Raffaela Kenny-Cincotta | February 20, 2018
jackie greene jay blakesbergJay Blakesberg

On an early fall evening in New York City, a day before the release of his new EP The Modern Lives Vol. 1, Jackie Greene is conducting a Q&A for a small crowd at The Cutting Room. Eventually, and inevitably, the conversation turns to his tenure in a certain Southern rock band. “When I heard that you were going to be in The Black Crowes, I thought, ‘That’s kinda weird’ because I didn’t think of you in that way,” the moderator says. Greene flashes a knowing smile and responds, “You thought I had no chops, man!”

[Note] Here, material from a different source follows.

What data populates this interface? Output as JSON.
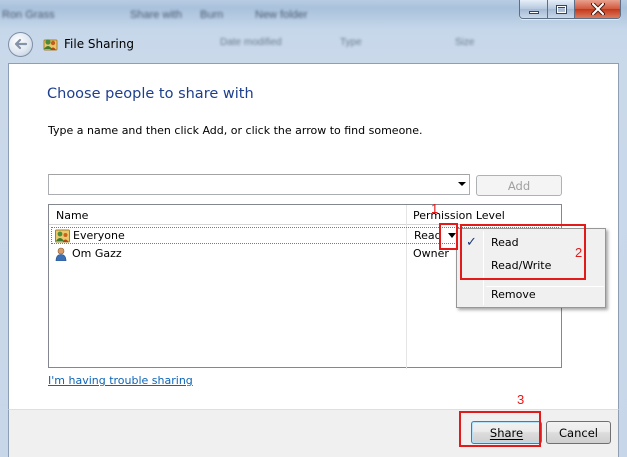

Indeed, Greene has worn many hats over the years, from moonlighting in bands like the Crowes and Phil Lesh & Friends to a stint in the supergroup Trigger Hippy. After releasing his acclaimed 2002 debut record Gone Wanderin’, he was hailed as an acoustic laureate at the tender age of 21, eliciting comparisons to Bob Dylan. Later, while bolstering his prolific solo career, he opened for legendary guitarists like Buddy Guy and B.B. King, and also toured with Bob Weir’s RatDog. All of these different roles (in tandem with his keen songwriting abilities and California-country vibe) have granted Greene the ability to cross genre lines and connect with fans from all walks of life. Eight studio records and countless tours later, he landed in Brooklyn in 2015 faced with yet another challenge. Used to California’s wide-open spaces, the singer had to adjust to the noisy confines of New York City.

“I have a love-hate relationship with New York, as I think all New Yorkers do,” Greene admits a few weeks after his Cutting Room show. Melding together country sounds with urban laments—as only a Californian-turned-New Yorker could—his new EP The Modern Lives Vol. 1 wastes no time equating Times Square with a graveyard, and billboards with headstones, on opening track “Modern Lives.”

“The Modern Lives project is basically my documentation of my New York years,” Greene says, adding that volume two is already in the works. Recorded and produced last winter through spring, The Modern Lives Vol. 1 was a kind of independent study for Greene. Its liner notes are singular, just the singer and whatever equipment he managed to haul from the West Coast. “I wanted to make something that felt, quite frankly, homemade.” he says. “I did everything myself in my basement in Brooklyn. I played all the instruments myself.”

And while it was a rewarding experience, Greene acknowledges that taking on all of that responsibility was a leap of faith. “It’s a little bit scary to go into a project knowing you have to do everything yourself,” he says. “But it’s kind of like the pride you get when you build something in woodshop class.”

Despite his previous experiences with home studios, his Brooklyn setup was particularly primitive—The Modern Lives Vol. 1 was birthed next to a washer-dryer and storage space. “Professional is not a word I would use to describe it at all,” he chuckles. In an extreme “exercise in patience,” Greene spent his days writing and recording, hoping that the incessant clamor of New York City wouldn’t pour through the subterranean room’s small, street-facing window. “You could be doing a take and, in the last 10 seconds, someone’s car alarm goes off outside. It’s not ideal,” he recalls.